**TASK GOAL:** Set the records down again exactly, apart from any pictures in them.

**DATA LISTING:**
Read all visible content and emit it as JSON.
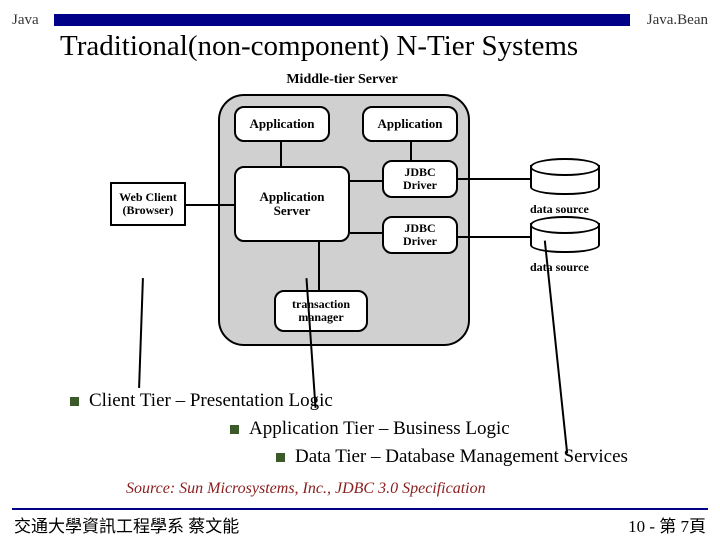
{
  "header": {
    "left": "Java",
    "right": "Java.Bean"
  },
  "title": "Traditional(non-component)  N-Tier Systems",
  "diagram": {
    "middle_tier_title": "Middle-tier Server",
    "web_client_line1": "Web Client",
    "web_client_line2": "(Browser)",
    "application1": "Application",
    "application2": "Application",
    "app_server_line1": "Application",
    "app_server_line2": "Server",
    "jdbc1_line1": "JDBC",
    "jdbc1_line2": "Driver",
    "jdbc2_line1": "JDBC",
    "jdbc2_line2": "Driver",
    "txn_line1": "transaction",
    "txn_line2": "manager",
    "data_source1": "data source",
    "data_source2": "data source"
  },
  "bullets": {
    "client": "Client Tier – Presentation Logic",
    "app": "Application Tier – Business Logic",
    "data": "Data Tier – Database Management Services"
  },
  "source_note": "Source: Sun Microsystems, Inc., JDBC 3.0 Specification",
  "footer": {
    "left": "交通大學資訊工程學系 蔡文能",
    "right": "10 - 第 7頁"
  }
}
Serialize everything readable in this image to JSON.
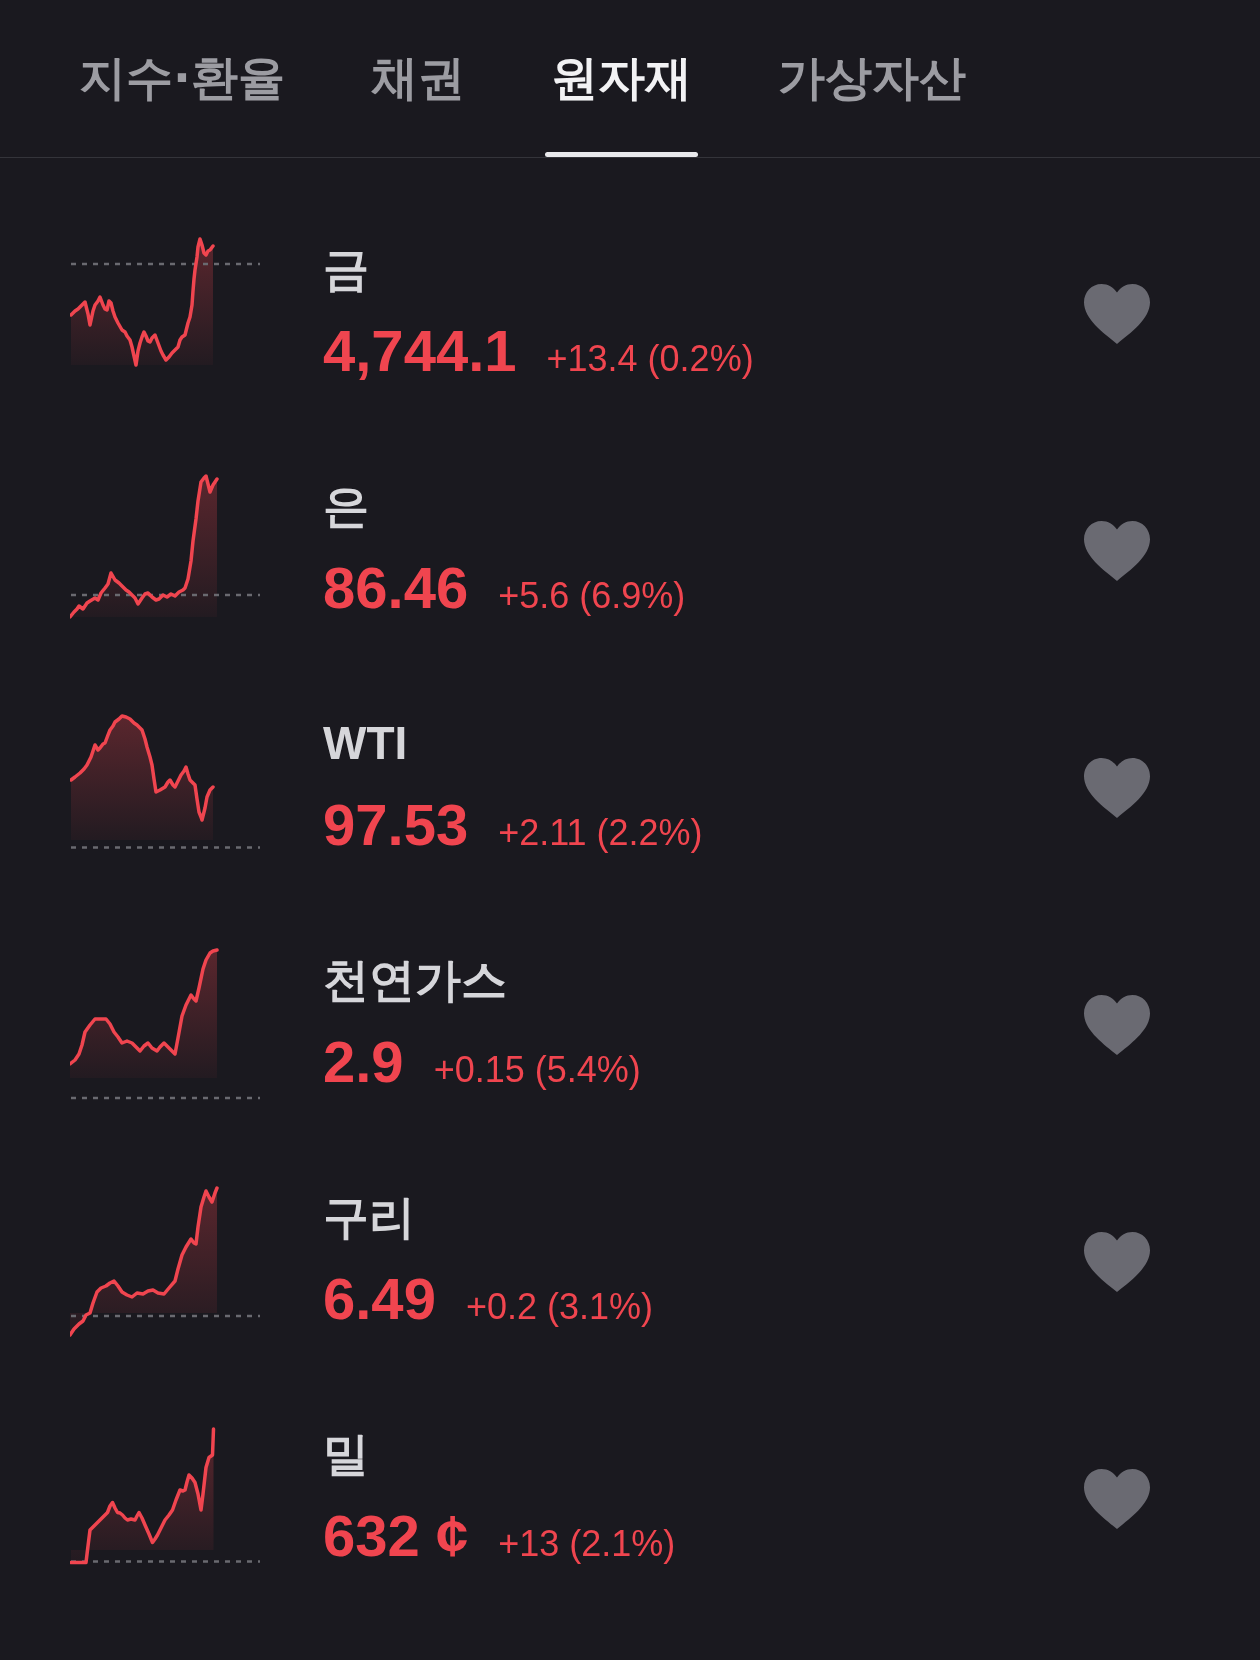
{
  "tabs": [
    {
      "label": "지수·환율",
      "selected": false
    },
    {
      "label": "채권",
      "selected": false
    },
    {
      "label": "원자재",
      "selected": true
    },
    {
      "label": "가상자산",
      "selected": false
    }
  ],
  "items": [
    {
      "name": "금",
      "price": "4,744.1",
      "change": "+13.4 (0.2%)",
      "rising": true,
      "favorited": false
    },
    {
      "name": "은",
      "price": "86.46",
      "change": "+5.6 (6.9%)",
      "rising": true,
      "favorited": false
    },
    {
      "name": "WTI",
      "price": "97.53",
      "change": "+2.11 (2.2%)",
      "rising": true,
      "favorited": false
    },
    {
      "name": "천연가스",
      "price": "2.9",
      "change": "+0.15 (5.4%)",
      "rising": true,
      "favorited": false
    },
    {
      "name": "구리",
      "price": "6.49",
      "change": "+0.2 (3.1%)",
      "rising": true,
      "favorited": false
    },
    {
      "name": "밀",
      "price": "632 ¢",
      "change": "+13 (2.1%)",
      "rising": true,
      "favorited": false
    }
  ]
}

**OUTPUT FOR THIS EXERCISE:**
Read all visible content and emit it as JSON.
{
  "header": {
    "left": "Java",
    "right": "Java.Bean"
  },
  "title": "Traditional(non-component)  N-Tier Systems",
  "diagram": {
    "middle_tier_title": "Middle-tier Server",
    "web_client_line1": "Web Client",
    "web_client_line2": "(Browser)",
    "application1": "Application",
    "application2": "Application",
    "app_server_line1": "Application",
    "app_server_line2": "Server",
    "jdbc1_line1": "JDBC",
    "jdbc1_line2": "Driver",
    "jdbc2_line1": "JDBC",
    "jdbc2_line2": "Driver",
    "txn_line1": "transaction",
    "txn_line2": "manager",
    "data_source1": "data source",
    "data_source2": "data source"
  },
  "bullets": {
    "client": "Client Tier – Presentation Logic",
    "app": "Application Tier – Business Logic",
    "data": "Data Tier – Database Management Services"
  },
  "source_note": "Source: Sun Microsystems, Inc., JDBC 3.0 Specification",
  "footer": {
    "left": "交通大學資訊工程學系 蔡文能",
    "right": "10 - 第 7頁"
  }
}
Serialize everything readable in this image to JSON.
{
  "tabs": [
    {
      "label": "지수·환율",
      "selected": false
    },
    {
      "label": "채권",
      "selected": false
    },
    {
      "label": "원자재",
      "selected": true
    },
    {
      "label": "가상자산",
      "selected": false
    }
  ],
  "items": [
    {
      "name": "금",
      "price": "4,744.1",
      "change": "+13.4 (0.2%)",
      "rising": true,
      "favorited": false
    },
    {
      "name": "은",
      "price": "86.46",
      "change": "+5.6 (6.9%)",
      "rising": true,
      "favorited": false
    },
    {
      "name": "WTI",
      "price": "97.53",
      "change": "+2.11 (2.2%)",
      "rising": true,
      "favorited": false
    },
    {
      "name": "천연가스",
      "price": "2.9",
      "change": "+0.15 (5.4%)",
      "rising": true,
      "favorited": false
    },
    {
      "name": "구리",
      "price": "6.49",
      "change": "+0.2 (3.1%)",
      "rising": true,
      "favorited": false
    },
    {
      "name": "밀",
      "price": "632 ¢",
      "change": "+13 (2.1%)",
      "rising": true,
      "favorited": false
    }
  ]
}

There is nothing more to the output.